She said the leadership will speak more about the changes at The Temple’s annual meeting, which is slated for Thursday, June 2.
A graduate of Brandeis University and the Hebrew Union College in Cincinnati, where she was ordained in 1984, Rabbi Rooks came to The Temple in 1988, becoming the first female rabbi in the commonwealth.
Since then, Rabbis Laura Metzger, Nadia Siritsky and Beth Jacowitz Chottiner, and Cantor Sharon Hordes, have all followed Rooks to Kentucky. Also, The Temple and Temple Shalom have each employed several female student rabbis who were training for their careers after ordination.
During her time at The Temple, Rooks has taught adult education classes, religious school, trained b’nai mitzvoth, taken an active role in social action and women’s programming, and engaged in outreach to people in the process of conversion and to interfaith families.
She also directs worship and ritual and oversees all the music performed at The Temple. Along with Music Director Louie Bailey, she directs Shir Chadash, The Temple’s volunteer choir.
In 2012, Rooks released her second collection of original Jewish music on CD titled Sukkat Shalom: Shelter of Peace. All the money from the sale of CDs goes to the WHAS Crusade for Children.
Rooks has appeared several times on The Moral Side of the News, the WHAS-TV interfaith panel that is broadcast on local television and to 38 states on radio. She also serves on the clergy allocations committee of the “WHAS Crusade for Children.”
Rooks has been an adjunct faculty member at Spalding University Graduate School Department of Religion, the Louisville Presbyterian Theological Seminary, and Indiana University Southeast.
Her rabbinic thesis, Halachic Guidance for the Terminally Ill, provides insights from Jewish tradition for the modern day dilemmas of biomedical ethics.
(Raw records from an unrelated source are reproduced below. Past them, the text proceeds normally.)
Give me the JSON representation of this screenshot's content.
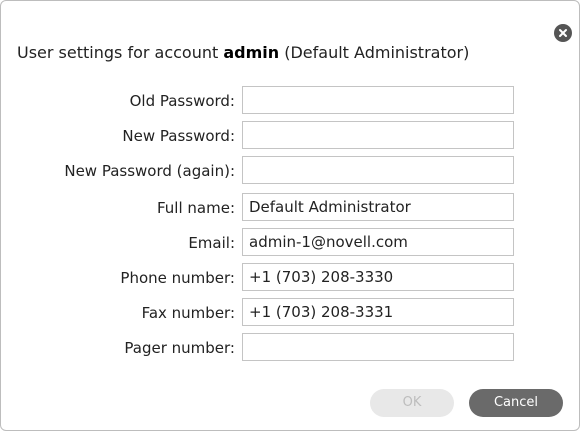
{
  "dialog": {
    "title_prefix": "User settings for account ",
    "account": "admin",
    "title_suffix": " (Default Administrator)",
    "close_icon": "close-icon"
  },
  "form": {
    "fields": [
      {
        "label": "Old Password:",
        "value": ""
      },
      {
        "label": "New Password:",
        "value": ""
      },
      {
        "label": "New Password (again):",
        "value": ""
      },
      {
        "label": "Full name:",
        "value": "Default Administrator"
      },
      {
        "label": "Email:",
        "value": "admin-1@novell.com"
      },
      {
        "label": "Phone number:",
        "value": "+1 (703) 208-3330"
      },
      {
        "label": "Fax number:",
        "value": "+1 (703) 208-3331"
      },
      {
        "label": "Pager number:",
        "value": ""
      }
    ]
  },
  "buttons": {
    "ok_label": "OK",
    "ok_enabled": false,
    "cancel_label": "Cancel"
  },
  "colors": {
    "cancel_button": "#6a6a6a",
    "ok_button_disabled": "#e8e8e8",
    "close_button": "#555555"
  }
}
Along those lines, Rooks has served on the ethics committee of the Norton-Kosair Children’s-Alliant Hospital in-vitro fertilization board, and currently on the Hosparus ethics committee.
Rooks and Rabbi Rapport have two adult children, Yael and Lev.